During the regularly scheduled Temecula City Council meeting Tuesday night, council members voted 3-0 to approve designating some parking spaces in the city for wounded warriors.
Council members Jeff Comerchero and Ron Roberts were absent Tuesday.
While an exact number of spaces was not discussed, according to city documents planners will examine signing up to 30 select parking spaces for Purple Heart recipients. The Purple Heart spaces would be signed at a cost to the city of $180 per sign, or approximately $5,400 for all 30 spots, according to Greg Butler, director of public works for Temecula.
California Vehicle Code 5101.8 allows Purple Heart recipients to apply for special license plates inscribed with the special military insignia. When an applicant for the Purple Heart license plate qualifies as a disabled veteran, he or she can also apply for a placard that allows for special parking privileges, according to the state vehicle code.
However, the city’s plan does not call for legal enforcement, Butler said. Instead, the spaces would be filled on the honor system.

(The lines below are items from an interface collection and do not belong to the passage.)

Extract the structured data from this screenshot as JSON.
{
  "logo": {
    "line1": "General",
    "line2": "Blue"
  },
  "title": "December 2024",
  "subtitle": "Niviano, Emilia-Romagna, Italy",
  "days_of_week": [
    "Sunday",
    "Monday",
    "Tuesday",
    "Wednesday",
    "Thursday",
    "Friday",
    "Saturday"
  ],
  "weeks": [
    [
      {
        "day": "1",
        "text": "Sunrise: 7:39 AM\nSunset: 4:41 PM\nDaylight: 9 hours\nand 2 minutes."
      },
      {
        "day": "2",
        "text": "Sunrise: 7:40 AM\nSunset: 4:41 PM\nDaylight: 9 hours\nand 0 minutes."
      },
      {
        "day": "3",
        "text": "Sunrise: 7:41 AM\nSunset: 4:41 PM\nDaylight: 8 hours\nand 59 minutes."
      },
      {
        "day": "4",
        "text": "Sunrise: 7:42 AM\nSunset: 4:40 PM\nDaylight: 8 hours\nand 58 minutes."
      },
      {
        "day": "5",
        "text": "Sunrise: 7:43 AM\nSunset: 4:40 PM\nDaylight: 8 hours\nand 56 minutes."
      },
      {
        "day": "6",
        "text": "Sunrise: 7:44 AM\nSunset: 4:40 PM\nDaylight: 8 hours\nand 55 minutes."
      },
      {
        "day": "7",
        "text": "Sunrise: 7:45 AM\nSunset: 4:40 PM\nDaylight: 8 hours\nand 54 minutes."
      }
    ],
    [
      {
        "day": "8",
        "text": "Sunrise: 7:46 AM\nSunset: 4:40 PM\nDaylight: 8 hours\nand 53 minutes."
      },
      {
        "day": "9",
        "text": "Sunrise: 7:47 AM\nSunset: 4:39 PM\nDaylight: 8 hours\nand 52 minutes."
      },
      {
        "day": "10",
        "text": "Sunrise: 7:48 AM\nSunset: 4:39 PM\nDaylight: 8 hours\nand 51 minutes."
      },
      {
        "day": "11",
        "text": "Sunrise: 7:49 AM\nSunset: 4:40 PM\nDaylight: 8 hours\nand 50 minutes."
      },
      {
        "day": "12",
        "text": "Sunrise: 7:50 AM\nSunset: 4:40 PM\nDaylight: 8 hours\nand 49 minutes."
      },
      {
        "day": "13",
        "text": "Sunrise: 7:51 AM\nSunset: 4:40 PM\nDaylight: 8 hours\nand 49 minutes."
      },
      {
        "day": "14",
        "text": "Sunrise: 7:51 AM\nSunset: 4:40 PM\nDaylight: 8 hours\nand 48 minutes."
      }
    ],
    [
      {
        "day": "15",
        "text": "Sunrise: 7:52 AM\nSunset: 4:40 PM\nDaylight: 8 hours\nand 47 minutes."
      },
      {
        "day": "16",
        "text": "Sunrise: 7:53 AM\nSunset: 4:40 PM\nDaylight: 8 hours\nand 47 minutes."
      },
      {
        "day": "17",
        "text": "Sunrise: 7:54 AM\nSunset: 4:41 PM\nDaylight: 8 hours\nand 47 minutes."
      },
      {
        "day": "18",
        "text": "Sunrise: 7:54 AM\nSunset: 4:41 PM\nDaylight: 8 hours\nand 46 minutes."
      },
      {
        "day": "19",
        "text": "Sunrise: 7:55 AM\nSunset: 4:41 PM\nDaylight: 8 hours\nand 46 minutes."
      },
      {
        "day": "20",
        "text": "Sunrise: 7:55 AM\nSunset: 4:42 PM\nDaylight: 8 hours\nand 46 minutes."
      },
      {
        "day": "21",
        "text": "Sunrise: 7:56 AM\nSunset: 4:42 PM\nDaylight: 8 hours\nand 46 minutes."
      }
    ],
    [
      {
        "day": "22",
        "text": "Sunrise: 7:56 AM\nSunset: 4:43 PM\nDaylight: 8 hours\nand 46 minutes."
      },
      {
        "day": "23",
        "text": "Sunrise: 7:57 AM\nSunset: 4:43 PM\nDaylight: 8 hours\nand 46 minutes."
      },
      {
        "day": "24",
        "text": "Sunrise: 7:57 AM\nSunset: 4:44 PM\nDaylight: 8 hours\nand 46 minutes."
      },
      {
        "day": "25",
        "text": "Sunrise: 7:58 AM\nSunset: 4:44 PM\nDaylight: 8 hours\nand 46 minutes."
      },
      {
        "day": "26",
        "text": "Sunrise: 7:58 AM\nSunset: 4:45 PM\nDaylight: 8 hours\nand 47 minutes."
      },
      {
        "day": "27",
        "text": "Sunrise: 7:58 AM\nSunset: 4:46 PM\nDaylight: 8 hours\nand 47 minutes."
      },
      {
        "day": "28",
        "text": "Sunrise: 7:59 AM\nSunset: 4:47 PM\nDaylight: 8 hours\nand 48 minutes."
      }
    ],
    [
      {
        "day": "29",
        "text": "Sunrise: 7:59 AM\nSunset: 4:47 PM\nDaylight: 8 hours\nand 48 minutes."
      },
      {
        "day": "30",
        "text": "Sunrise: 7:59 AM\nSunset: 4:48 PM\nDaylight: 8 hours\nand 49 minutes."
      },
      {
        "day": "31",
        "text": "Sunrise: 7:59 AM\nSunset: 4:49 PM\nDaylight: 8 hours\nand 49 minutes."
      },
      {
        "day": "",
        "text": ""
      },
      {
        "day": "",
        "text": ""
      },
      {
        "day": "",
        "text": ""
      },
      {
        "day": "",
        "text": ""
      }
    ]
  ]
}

Retired U.S. Marine Cpl. Juan Dominguez of Temecula brought forth the idea of special spaces to Councilman Chuck Washington. In 2010, Dominguez stepped on an IED while serving in Afghanistan and lost his legs and right arm. He was present at Tuesday night’s meeting and said wounded veterans often need wider parking spaces to accommodate special lifts installed on their vehicles.
“My fellow brothers deserve something wide enough,” Dominguez said.
Butler said the width of Purple Heart parking spaces will be examined.
Mayor Mike Naggar expressed concern that the city needs to not only provide wounded warrior spaces, but also deal with the existing problem of limited parking for disabled people.
“How do we reconcile that?” Naggar asked Butler.
The proposed Purple Heart parking program would not impact existing marked disabled parking stalls, Butler promised, but he explained it may come down to reducing the number of spaces for ambulatory motorists. The discussion prompted council members to look to staff for future suggestions on improved city transit to and from public parking structures in the city.
Mayor Pro Tem Maryann Edwards said she also wanted to encourage Temecula property owners to consider making Purple Heart parking spaces available.
“I think it’s great for everyone,” she said with tears, adding that the Purple Heart veterans who utilize the yet-to-be constructed spots will likely be seeing notes on their windshields that read, “Thank you for your service.”